I flew from Tampa down to Cancun on Tuesday, and made my way to the hostel that I had booked, managing to check in just before lunch time. I got settled in and read about two pages of my book before I fell asleep. I woke at 7pm, having slept deeply for about 6 hours. Over the past few days I have been battling jetlag, and have not been sleeping too well, but I felt great when I woke up in the evening.
I didn’t get much of a chance to have a look around Cancun, but did go out for some dinner, then slept again. I think I was pretty run down.
In the morning I went to the reception of the nearby Soberanis Hotel, where I was picked up for my tour of Chichen Itza. This goal was the last one added to my list of 100, after another of my goals became impossible when the business shut down. More details here and here. Chichen Itza is one of the New 7 Wonders of the World, and is now the third one that I have seen, having been to both the Colosseum in Rome, and Petra in Jordan before. Four more to go, all of which are on my 100goals list.
We gathered several others from other hotels, and eventually set off on the two-hour drive to Chichen Itza. We stopped for a while for a period of enforced tourist shopping, but the racks of tacky Mexican souvenirs soon drove me out onto the main road for a look around.
We arrived at Chichen Itza itself at around 1pm, and were issued tickets, and with slight dismay I found myself as part of a large tourist group, following a flag-waving guide. However, the historical background was very interesting, and after a while we were set loose to explore on our own.
The first thing that you see as you enter, after running the gauntlet of enthusiastic local vendors, is the spectacular central pyramid. But that is only one part of the whole place. Between 600 and 1200 AD this place, whose name means “at the mouth of the Itza (a family name) well”, was a thriving Mayan city of an estimated 50,000 citizens.
There are many structures, including a huge games arena called the ball court, where a game which resulted in sacrificial beheadings of the losers (or possibly winners) was played. There is a huge area made up of a thousand pillars, which was a covered marketplace, and many other buildings, thought to include an observatory, nunnery, church, and much more.
Also fascinating was the deep Sacred Cenote, a deep limestone sinkhole, where it is thought that all sorts of sacrifices, including human ones, were made. All sorts of artifacts and human remains have been found in the water there.
Once away from the tour groups it was easy to wander away from the crowds, and is often the case in these places, if you are prepared to do a little extra walking, you can find yourself totally alone. I wandered through quiet remains with nothing but the sounds of the jungle around me, and it was easy to imagine how it might have been when the Mayans lived and thrived here.
But it is the central pyramid that drew mw back to the more crowded areas. It is a beautiful building, but even more so when the extraordinary geometrical and astronomical principles built into the design are explained. There is an incredible precision to the design that means that on the equinoxes, the sun lights the structure with an almost unbelievable accuracy to produce the effect of a snake descending the side of the pyramid.
Time passed quickly, and I headed back to the tour bus for the next part of the trip.

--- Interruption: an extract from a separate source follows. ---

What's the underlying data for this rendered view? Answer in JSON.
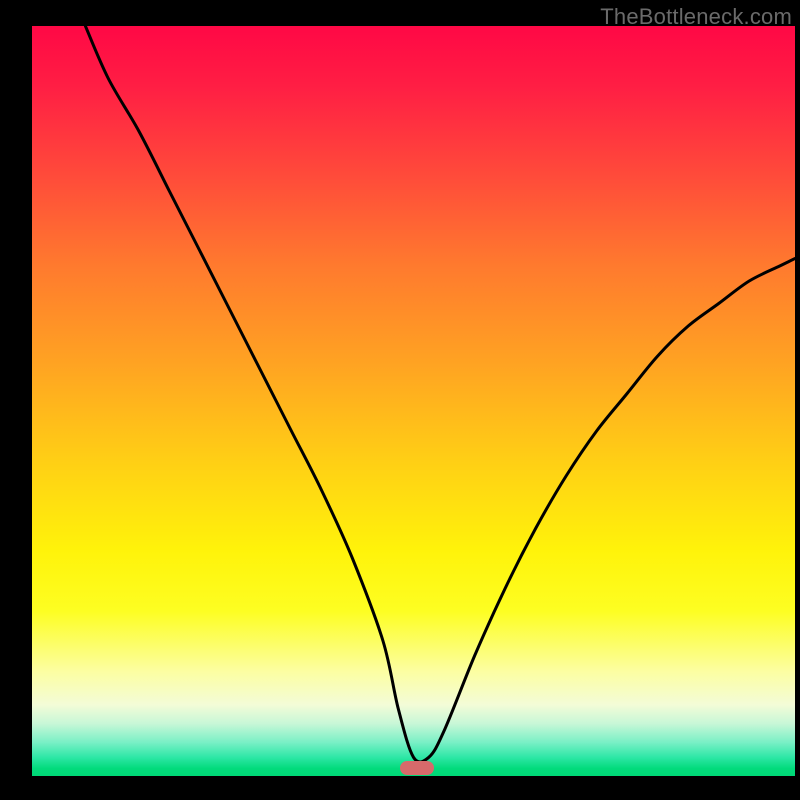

We were taken to another cenote nearby, and had time to go swimming in the cool fresh water of the amazing limestone sinkhole. Trees grew around the edge with huge long roots trailing down to the water. Small black catfish swam around in the clear water, and people jumped and swam.
I took some pictures, and then went to jump off the high walkway. I soon wished I hadn’t! Something hurt my left foot as I hit the water, and as I climbed out, I discovered that my big toe was bleeding quite badly, and something black was buried in the underside of it. It is quite painful to stand on, and all I can think is that I landed on a fish as I plunged into the water. I thought at first I might have broken my toe, but it is a lot less painful today. However, I will certainly have to remove the suspected fish spine that is still in there! Ouch!
At the evening sound and light presentation, the equinox sunlight effect of the descending snake is reproduced artificially, and really must be quite something to see for real. How did they manage to build so precisely? Absolutely fascinating.
What a fantastic place to see, and well-deserving of it’s place as one of the New 7 Wonders of the World. I have one day left now in Cancun, which I will spend hobbling around the downtown area exploring, before I fly back to the States and try to convince them to let me back in again.